The USA’s National Transportation Safety Board (NTSB) released the results of its investigation into the 2018 fatal Uber crash in Tempe, Arizona, which was widely believed to be the world’s first death by a self-driving car.

During a board meeting held to determine the probable cause of the 18 March crash, the NTSB said an Uber Technologies division’s “inadequate safety culture” contributed to the night-time fatal collision between an Uber automated test vehicle and a pedestrian. The vehicle operator was uninjured in the crash, while the pedestrian, 49-year-old Elaine Herzberg who was walking her bike across the street, died.

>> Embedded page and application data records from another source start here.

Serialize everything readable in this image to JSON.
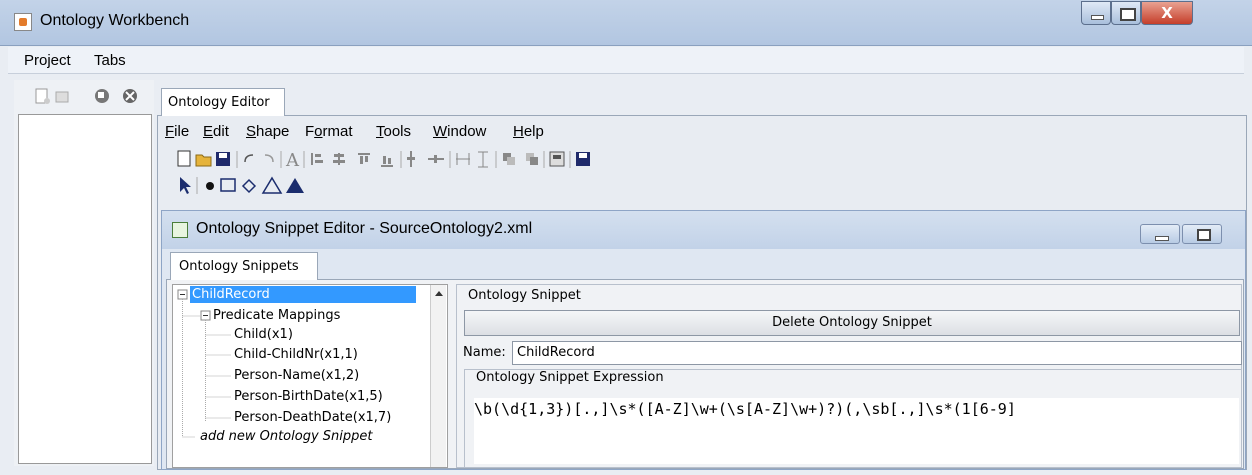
{
  "window": {
    "title": "Ontology Workbench",
    "close_glyph": "X"
  },
  "menubar": {
    "items": [
      "Project",
      "Tabs"
    ]
  },
  "left_toolbar": {
    "icons": [
      "new-file-icon",
      "open-icon",
      "save-icon",
      "close-circle-icon"
    ]
  },
  "tabs": {
    "editor": "Ontology Editor",
    "snippets": "Ontology Snippets"
  },
  "editor_menu": {
    "items": [
      {
        "label": "File",
        "mnemonic": "F",
        "rest": "ile"
      },
      {
        "label": "Edit",
        "mnemonic": "E",
        "rest": "dit"
      },
      {
        "label": "Shape",
        "mnemonic": "S",
        "rest": "hape"
      },
      {
        "label": "Format",
        "mnemonic": "o",
        "pre": "F",
        "rest": "rmat"
      },
      {
        "label": "Tools",
        "mnemonic": "T",
        "rest": "ools"
      },
      {
        "label": "Window",
        "mnemonic": "W",
        "rest": "indow"
      },
      {
        "label": "Help",
        "mnemonic": "H",
        "rest": "elp"
      }
    ]
  },
  "inner_window": {
    "title": "Ontology Snippet Editor - SourceOntology2.xml"
  },
  "tree": {
    "root": "ChildRecord",
    "group": "Predicate Mappings",
    "children": [
      "Child(x1)",
      "Child-ChildNr(x1,1)",
      "Person-Name(x1,2)",
      "Person-BirthDate(x1,5)",
      "Person-DeathDate(x1,7)"
    ],
    "add_new": "add new Ontology Snippet"
  },
  "snippet": {
    "section_label": "Ontology Snippet",
    "delete_button": "Delete Ontology Snippet",
    "name_label": "Name:",
    "name_value": "ChildRecord",
    "expression_label": "Ontology Snippet Expression",
    "expression": "\\b(\\d{1,3})[.,]\\s*([A-Z]\\w+(\\s[A-Z]\\w+)?)(,\\sb[.,]\\s*(1[6-9]"
  },
  "colors": {
    "selection": "#3399ff",
    "accent_toolbar_triangle": "#1b2d6e"
  }
}
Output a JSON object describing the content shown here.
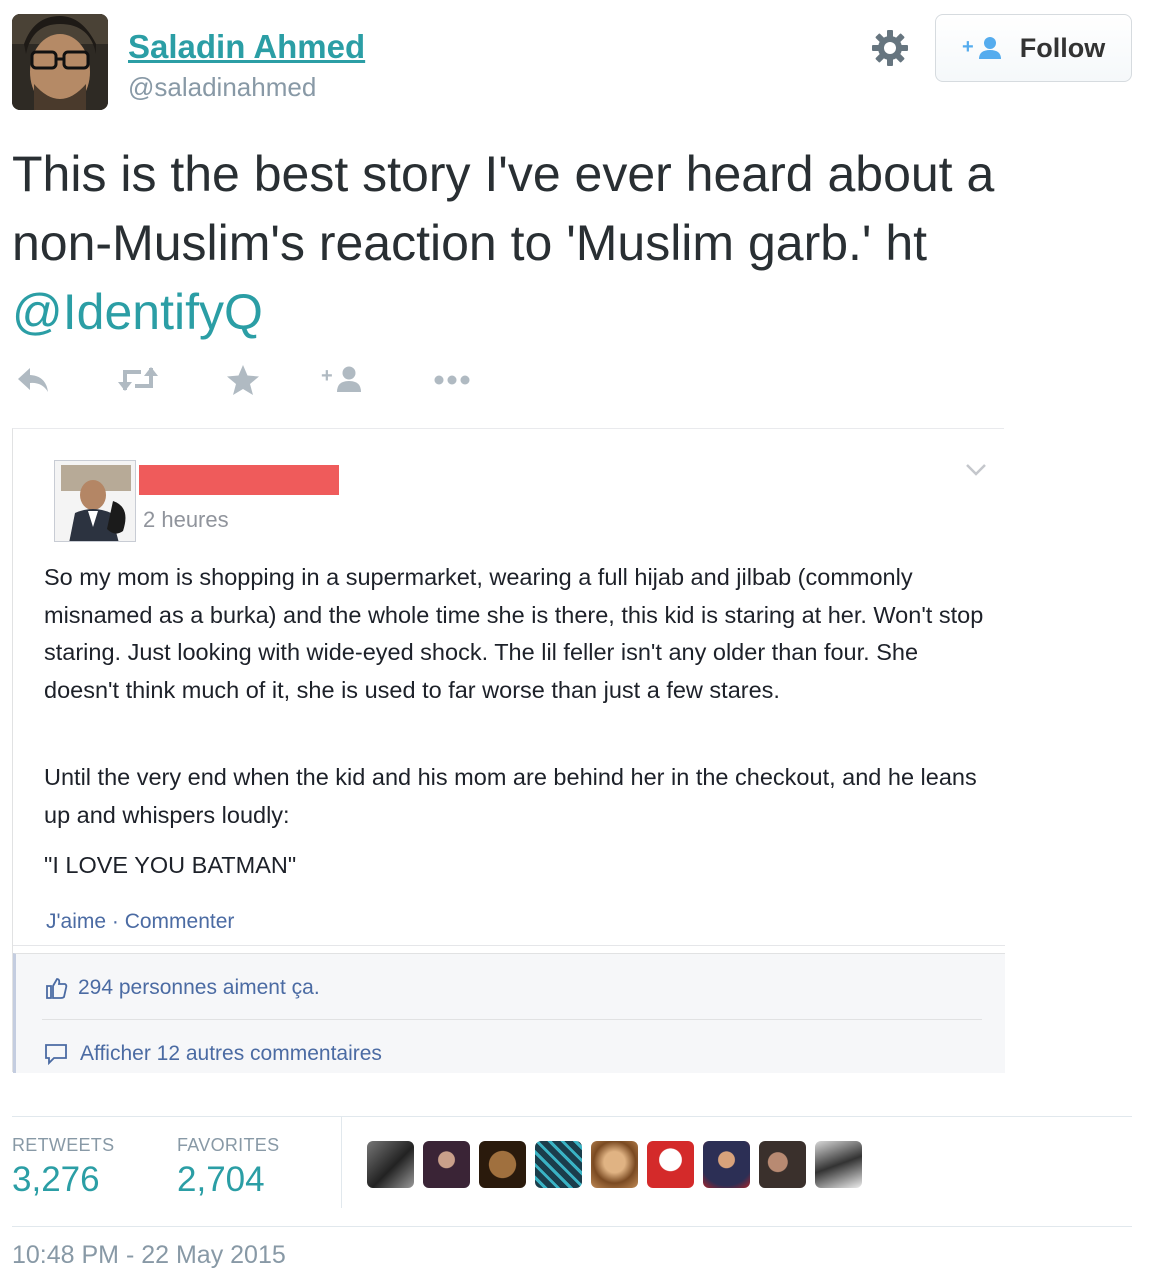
{
  "user": {
    "display_name": "Saladin Ahmed",
    "handle": "@saladinahmed"
  },
  "buttons": {
    "follow_label": "Follow"
  },
  "tweet": {
    "text_line1": "This is the best story I've ever heard about a",
    "text_line2": "non-Muslim's reaction to 'Muslim garb.' ht",
    "mention": "@IdentifyQ"
  },
  "icons": [
    "reply-icon",
    "retweet-icon",
    "favorite-icon",
    "follow-icon",
    "more-icon",
    "gear-icon"
  ],
  "embedded_post": {
    "time": "2 heures",
    "paragraph1": "So my mom is shopping in a supermarket, wearing a full hijab and jilbab (commonly misnamed as a burka) and the whole time she is there, this kid is staring at her. Won't stop staring. Just looking with wide-eyed shock. The lil feller isn't any older than four. She doesn't think much of it, she is used to far worse than just a few stares.",
    "paragraph2": "Until the very end when the kid and his mom are behind her in the checkout, and he leans up and whispers loudly:",
    "quote": "\"I LOVE YOU BATMAN\"",
    "actions": "J'aime · Commenter",
    "likes": "294 personnes aiment ça.",
    "more_comments": "Afficher 12 autres commentaires",
    "redaction_color": "#ef5b5b"
  },
  "stats": {
    "retweets_label": "RETWEETS",
    "retweets_value": "3,276",
    "favorites_label": "FAVORITES",
    "favorites_value": "2,704"
  },
  "timestamp": "10:48 PM - 22 May 2015",
  "colors": {
    "accent": "#2b9ea5",
    "muted": "#8899a6",
    "fb_link": "#4b6ba3"
  }
}
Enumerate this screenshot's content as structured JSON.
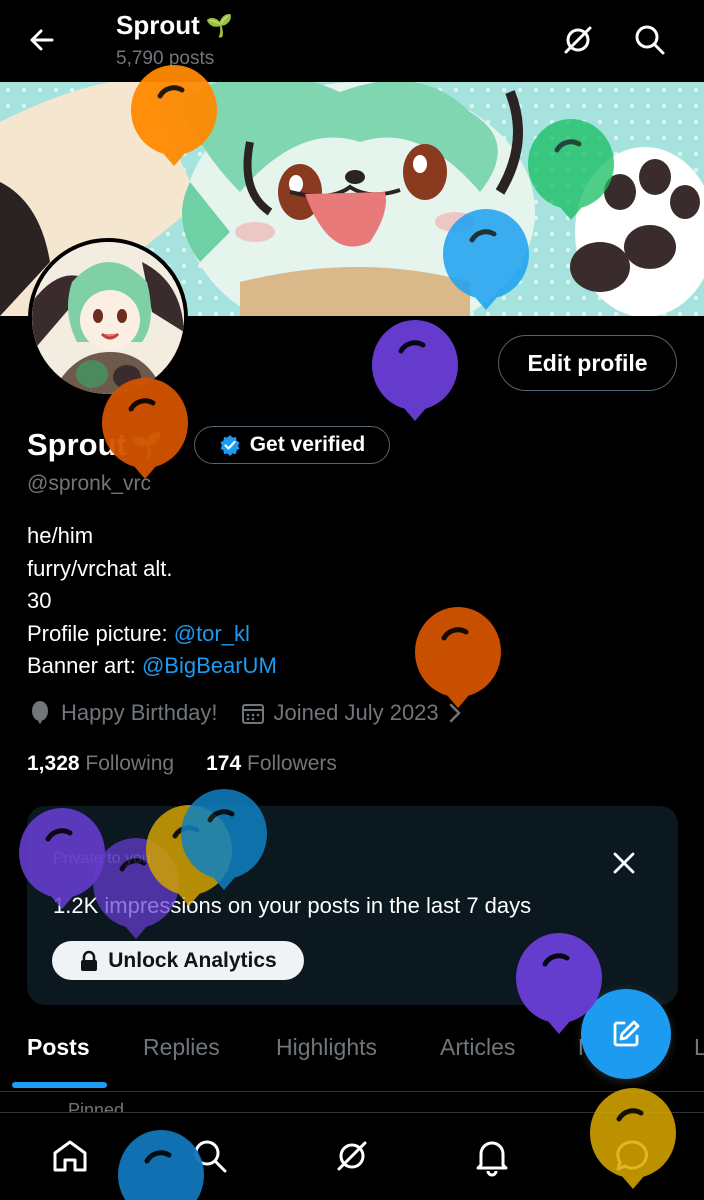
{
  "header": {
    "title": "Sprout",
    "title_emoji": "🌱",
    "post_count": "5,790 posts"
  },
  "profile": {
    "display_name": "Sprout",
    "name_emoji": "🌱",
    "get_verified_label": "Get verified",
    "edit_profile_label": "Edit profile",
    "handle": "@spronk_vrc",
    "bio_lines": [
      "he/him",
      "furry/vrchat alt.",
      "30"
    ],
    "profile_picture_label": "Profile picture: ",
    "profile_picture_credit": "@tor_kl",
    "banner_art_label": "Banner art: ",
    "banner_art_credit": "@BigBearUM",
    "birthday_text": "Happy Birthday!",
    "joined_text": "Joined July 2023",
    "following_count": "1,328",
    "following_label": "Following",
    "followers_count": "174",
    "followers_label": "Followers"
  },
  "analytics_card": {
    "private_label": "Private to you",
    "impressions_text": "1.2K impressions on your posts in the last 7 days",
    "unlock_label": "Unlock Analytics"
  },
  "tabs": [
    "Posts",
    "Replies",
    "Highlights",
    "Articles",
    "M",
    "L"
  ],
  "active_tab": "Posts",
  "pinned_label": "Pinned",
  "colors": {
    "accent": "#1d9bf0",
    "background": "#000000",
    "muted_text": "#71767b",
    "card_bg": "#0b1820",
    "banner_bg": "#a6e3de",
    "balloon_orange": "#ff8a00",
    "balloon_dark_orange": "#d35400",
    "balloon_purple": "#6a3fd8",
    "balloon_blue": "#1da1f2",
    "balloon_green": "#17bf63",
    "balloon_gold": "#ddaa00"
  },
  "icons": {
    "back": "arrow-left-icon",
    "grok": "grok-icon",
    "search": "search-icon",
    "balloon": "balloon-icon",
    "calendar": "calendar-icon",
    "verified": "verified-badge-icon",
    "lock": "lock-icon",
    "close": "close-icon",
    "compose": "compose-icon",
    "home": "home-icon",
    "notifications": "bell-icon",
    "messages": "chat-icon"
  }
}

Uber’s Advanced Technologies Group had modified the striking vehicle, a 2017 Volvo XC90, with a proprietary developmental automated driving system. The vehicle’s factory-installed forward collision warning and automatic emergency braking systems were deactivated during the operation of the automated system. An Uber ATG operator was in the driver’s seat, but the automated system was controlling the vehicle when it struck the pedestrian at 39 MPH (62 km/h).

The NTSB determined that the immediate cause of the collision was the failure of the Uber ATG operator to closely monitor the road and the operation of the automated driving system because the operator was visually distracted throughout the trip by a personal mobile phone. Contributing to the crash was Uber ATG’s inadequate safety risk assessment procedures, ineffective oversight of the vehicle operators and a lack of adequate mechanisms for addressing operators’ automation complacency – all consequences of the division’s inadequate safety culture.

“Safety starts at the top,” said Robert L. Sumwalt, NTSB Chairman. “The collision was the last link of a long chain of actions and decisions made by an organisation that unfortunately did not make safety the top priority.”

The NTSB recommended that the NHTSA require entities wishing to test a developmental automated driving system on public roads to submit safety self-assessment plans before being allowed to begin or continue testing, and that the NHTSA should review the plans to ensure they include appropriate safeguards.

Robert L. Sumwalt.